As you know my background was antiques, my family were antiques dealers and we exhibited at many shows around the world. We have many stories about sales and things for sale.
Growing up my father had a good friend who was an antique dealer in Dorset, England. He always had stories about a colleague who had a shop across the road from him.
One went like this. The car was loaded with a drop front desk, lying on its back in the back part of a Volvo station wagon. It had a blanket loosely thrown over it, not hiding much. The door of the shop was open as was the back of the car. It looked as if the desk was either being unloaded or loaded into the car.
Along comes a shopper, they see the desk, and take a closer look, obviously attracted they go to the door of the shop. They ask, without entering if the desk in the back of the car is for sale.

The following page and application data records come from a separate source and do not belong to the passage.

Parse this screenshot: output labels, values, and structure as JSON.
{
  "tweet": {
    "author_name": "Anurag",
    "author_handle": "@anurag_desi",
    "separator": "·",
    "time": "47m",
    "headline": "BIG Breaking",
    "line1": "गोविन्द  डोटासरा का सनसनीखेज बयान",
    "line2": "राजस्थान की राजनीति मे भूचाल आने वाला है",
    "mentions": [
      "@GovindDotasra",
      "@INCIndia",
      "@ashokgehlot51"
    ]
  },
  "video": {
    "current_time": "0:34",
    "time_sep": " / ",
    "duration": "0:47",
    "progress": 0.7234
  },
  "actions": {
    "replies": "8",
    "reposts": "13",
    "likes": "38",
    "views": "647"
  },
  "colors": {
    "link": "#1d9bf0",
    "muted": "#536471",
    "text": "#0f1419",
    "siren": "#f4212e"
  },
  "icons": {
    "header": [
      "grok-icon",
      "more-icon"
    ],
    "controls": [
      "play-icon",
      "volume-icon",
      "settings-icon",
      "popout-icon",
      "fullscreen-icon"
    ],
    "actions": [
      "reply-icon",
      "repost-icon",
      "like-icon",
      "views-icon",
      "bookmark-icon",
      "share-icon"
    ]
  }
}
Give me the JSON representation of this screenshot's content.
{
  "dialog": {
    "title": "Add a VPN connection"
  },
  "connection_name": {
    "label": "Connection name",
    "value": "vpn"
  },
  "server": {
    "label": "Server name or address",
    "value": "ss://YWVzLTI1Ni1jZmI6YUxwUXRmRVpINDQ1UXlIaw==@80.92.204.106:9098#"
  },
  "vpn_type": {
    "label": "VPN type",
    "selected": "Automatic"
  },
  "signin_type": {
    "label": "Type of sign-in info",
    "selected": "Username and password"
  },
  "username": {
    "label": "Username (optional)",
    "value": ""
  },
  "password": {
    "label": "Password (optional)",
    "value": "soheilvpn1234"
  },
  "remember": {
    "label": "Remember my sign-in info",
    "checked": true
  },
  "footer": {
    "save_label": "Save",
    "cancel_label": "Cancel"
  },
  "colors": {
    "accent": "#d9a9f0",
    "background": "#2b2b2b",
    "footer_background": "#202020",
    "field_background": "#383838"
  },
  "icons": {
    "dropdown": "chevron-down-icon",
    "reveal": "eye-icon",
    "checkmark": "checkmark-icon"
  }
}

The shop keeper, would come to the door and hem and haw about how he was taking this desk home as it was such a fine example and it was not for sale.
Now, there could be two reactions, disappointment and acceptance, or what usually happened a determined buyer who opened negotiations to purchase something that was not for sale. After a period of time, the piece would be sold, for a significant amount higher than the normal going price as the shop owner had been persuaded to part with this wonderful piece he was taking home.
I have many similar stories along similar lines. A famous art dealer would allow clients to glimpse a painting in a curtained off area and tell them this was not for them. They too had to have it, having been told it was not for them.
Coming soon! Private Listings. Pocket Listings. Make me move postings. For sale by owner listings. Multiple offers. Do these generate similar feelings? In some yes, others will just move on and consider what is for sale now. How can we as listing agents generate that need in buyers to have to have a house when it might be a challenge to sell.
Just a thought for the day as the Chester County Antiques Show is held this weekend at Church Farm School on Lancaster Avenue my brother will be exhibiting and you can definitely find things for sale on his booth. But this show has some wonderful items that will fit into any Chester County or Main Line home whether your style is modern, mid-century or antique.
Remember, if you are looking for or have a a historical home in Tredyffrin Easttown, Chester County or along the Main Line contact Nick Vandekar, Selling the Main Line with Long & Foster Real Estate Inc., office 610-225-7400, cell or text 610-203-4543, email Nick@VandekarTeam.com, website www.SellingTheMainLine.com for help buying or selling.